var client = new AlarmClient();
client.Ring += async (SyncAsyncEventArgs e) =>
{
    if (e.IsRunningSynchronously)
    {
        Console.WriteLine("Wake up!");
    }
    else
    {
        await Console.Out.WriteLineAsync("Wake up!");
    }
};

client.Snooze(); // sync call that blocks
await client.SnoozeAsync(); // async call that doesn't block

Remarks

Most Azure client libraries for .NET offer both synchronous and asynchronous methods for calling Azure services. You can distinguish the asynchronous methods by their Async suffix. For example, BlobClient.Download and BlobClient.DownloadAsync make the same underlying REST call and only differ in whether they block. We recommend using our async methods for new applications, but there are perfectly valid cases for using sync methods as well. These dual method invocation semantics allow for flexibility, but require a little extra care when writing event handlers.

The SyncAsyncEventHandler is a delegate used by events in Azure client libraries to represent an event handler that can be invoked from either sync or async code paths. It takes event arguments deriving from SyncAsyncEventArgs that contain important information for writing your event handler:

  • CancellationToken is a cancellation token related to the original operation that raised the event. It's important for your handler to pass this token along to any asynchronous or long-running synchronous operations that take a token so cancellation (via something like new CancellationTokenSource(TimeSpan.FromSeconds(10)).Token, for example) will correctly propagate.
  • IsRunningSynchronously is a flag indicating whether your handler was invoked synchronously or asynchronously. If you're calling sync methods on your client, you should use sync methods to implement your event handler (you can return System.Threading.Tasks.Task.CompletedTask). If you're calling async methods on your client, you should use async methods where possible to implement your event handler. If you're not in control of how the client will be used or want to write safer code, you should check the IsRunningSynchronously property and call either sync or async methods as directed.
  • Most events will customize the event data by deriving from SyncAsyncEventArgs and including details about what triggered the event or providing options to react. Many times this will include a reference to the client that raised the event in case you need it for additional processing.

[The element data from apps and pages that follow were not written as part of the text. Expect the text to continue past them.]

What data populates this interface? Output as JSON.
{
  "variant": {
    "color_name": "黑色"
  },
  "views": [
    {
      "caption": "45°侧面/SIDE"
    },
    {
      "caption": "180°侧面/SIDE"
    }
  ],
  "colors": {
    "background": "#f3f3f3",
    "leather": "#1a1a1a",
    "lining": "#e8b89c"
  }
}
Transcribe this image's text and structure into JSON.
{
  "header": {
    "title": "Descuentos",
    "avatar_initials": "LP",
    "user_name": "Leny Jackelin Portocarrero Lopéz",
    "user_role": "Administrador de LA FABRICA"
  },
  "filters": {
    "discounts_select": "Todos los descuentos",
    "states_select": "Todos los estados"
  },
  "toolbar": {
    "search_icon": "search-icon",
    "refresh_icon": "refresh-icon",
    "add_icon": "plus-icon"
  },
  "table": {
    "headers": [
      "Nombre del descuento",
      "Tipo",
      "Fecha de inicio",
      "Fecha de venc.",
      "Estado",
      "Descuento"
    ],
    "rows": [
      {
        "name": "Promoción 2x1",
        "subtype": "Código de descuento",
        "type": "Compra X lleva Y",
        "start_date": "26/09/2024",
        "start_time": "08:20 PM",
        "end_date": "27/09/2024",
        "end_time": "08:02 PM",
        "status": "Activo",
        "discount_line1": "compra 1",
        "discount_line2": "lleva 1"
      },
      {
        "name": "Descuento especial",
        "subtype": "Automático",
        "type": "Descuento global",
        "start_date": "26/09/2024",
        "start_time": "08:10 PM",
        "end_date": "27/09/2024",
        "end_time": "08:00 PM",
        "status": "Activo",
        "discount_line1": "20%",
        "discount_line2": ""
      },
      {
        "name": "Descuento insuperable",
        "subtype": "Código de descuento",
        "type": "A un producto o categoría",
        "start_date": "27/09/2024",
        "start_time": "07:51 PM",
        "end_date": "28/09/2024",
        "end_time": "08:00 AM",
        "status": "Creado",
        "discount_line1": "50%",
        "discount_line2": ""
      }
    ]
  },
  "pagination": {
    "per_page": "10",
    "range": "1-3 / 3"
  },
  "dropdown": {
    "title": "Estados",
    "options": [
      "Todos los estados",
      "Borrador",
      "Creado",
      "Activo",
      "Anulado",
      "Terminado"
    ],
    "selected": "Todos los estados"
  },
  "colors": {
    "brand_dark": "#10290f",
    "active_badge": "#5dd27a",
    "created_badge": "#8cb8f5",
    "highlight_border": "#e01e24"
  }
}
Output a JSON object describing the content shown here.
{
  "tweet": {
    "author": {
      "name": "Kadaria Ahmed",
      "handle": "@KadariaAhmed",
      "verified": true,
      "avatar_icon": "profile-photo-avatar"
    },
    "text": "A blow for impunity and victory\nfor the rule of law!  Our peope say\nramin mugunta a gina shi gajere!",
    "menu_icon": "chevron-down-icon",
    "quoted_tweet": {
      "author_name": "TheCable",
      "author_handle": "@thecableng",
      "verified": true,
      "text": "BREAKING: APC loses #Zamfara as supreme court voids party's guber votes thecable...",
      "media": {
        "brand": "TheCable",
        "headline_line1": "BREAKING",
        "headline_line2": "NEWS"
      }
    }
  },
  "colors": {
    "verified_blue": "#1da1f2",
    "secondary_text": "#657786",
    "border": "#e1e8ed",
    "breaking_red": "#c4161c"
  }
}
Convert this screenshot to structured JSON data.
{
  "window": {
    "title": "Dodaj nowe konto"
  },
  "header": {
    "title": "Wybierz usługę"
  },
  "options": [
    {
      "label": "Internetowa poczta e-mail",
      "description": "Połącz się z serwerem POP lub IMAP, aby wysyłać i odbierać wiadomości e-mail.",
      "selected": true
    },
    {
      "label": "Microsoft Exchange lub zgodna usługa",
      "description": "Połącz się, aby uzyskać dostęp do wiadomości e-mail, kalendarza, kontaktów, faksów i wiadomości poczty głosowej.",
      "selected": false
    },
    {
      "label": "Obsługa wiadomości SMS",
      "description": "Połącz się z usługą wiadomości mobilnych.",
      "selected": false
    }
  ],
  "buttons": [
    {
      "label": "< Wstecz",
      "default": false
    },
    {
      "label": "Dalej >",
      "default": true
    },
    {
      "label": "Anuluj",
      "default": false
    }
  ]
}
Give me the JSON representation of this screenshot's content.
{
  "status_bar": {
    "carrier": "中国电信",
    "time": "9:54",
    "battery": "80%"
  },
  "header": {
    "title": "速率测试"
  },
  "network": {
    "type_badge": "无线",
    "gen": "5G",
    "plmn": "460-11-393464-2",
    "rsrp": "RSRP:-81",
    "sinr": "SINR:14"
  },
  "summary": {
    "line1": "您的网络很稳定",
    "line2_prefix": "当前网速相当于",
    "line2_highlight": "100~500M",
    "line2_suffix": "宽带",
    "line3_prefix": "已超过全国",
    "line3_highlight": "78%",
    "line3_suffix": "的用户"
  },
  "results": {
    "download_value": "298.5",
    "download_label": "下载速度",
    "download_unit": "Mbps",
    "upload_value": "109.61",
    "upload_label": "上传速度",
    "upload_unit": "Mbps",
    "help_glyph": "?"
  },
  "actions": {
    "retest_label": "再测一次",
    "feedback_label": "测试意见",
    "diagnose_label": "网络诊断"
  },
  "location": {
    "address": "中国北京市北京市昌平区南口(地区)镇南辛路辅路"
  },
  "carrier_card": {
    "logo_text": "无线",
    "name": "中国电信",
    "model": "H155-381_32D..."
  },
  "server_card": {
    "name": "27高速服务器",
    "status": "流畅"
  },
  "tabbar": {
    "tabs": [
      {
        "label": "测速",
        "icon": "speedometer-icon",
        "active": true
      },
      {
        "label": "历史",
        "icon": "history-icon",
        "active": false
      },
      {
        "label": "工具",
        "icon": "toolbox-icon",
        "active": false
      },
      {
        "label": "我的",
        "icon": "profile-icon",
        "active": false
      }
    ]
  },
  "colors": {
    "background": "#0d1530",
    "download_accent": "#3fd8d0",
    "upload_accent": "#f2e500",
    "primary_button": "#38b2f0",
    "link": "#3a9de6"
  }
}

When an event using SyncAsyncEventHandler is raised, the handlers will be executed sequentially to avoid introducing any unintended parallelism. The event handlers will finish before returning control to the code path raising the event. This means blocking for events raised synchronously and waiting for the returned System.Threading.Tasks.Task to complete for events raised asynchronously.

Any exceptions thrown from a handler will be wrapped in a single System.AggregateException. If one handler throws an exception, it will not prevent other handlers from running. This is also relevant for cancellation because all handlers are still raised if cancellation occurs. You should both pass CancellationToken to asynchronous or long-running synchronous operations and consider calling System.Threading.CancellationToken.ThrowIfCancellationRequested in compute heavy handlers.

A distributed tracing span is wrapped around your handlers using the event name so you can see how long your handlers took to run, whether they made other calls to Azure services, and details about any exceptions that were thrown.

Executing asynchronous code from a sync code path is commonly referred to as sync-over-async because you're getting sync behavior but still invoking all the async machinery. See Diagnosing.NET Core ThreadPool Starvation with PerfView for a detailed explanation of how that can cause serious performance problems. We recommend you use the IsRunningSynchronously flag to avoid ThreadPool starvation.

Applies to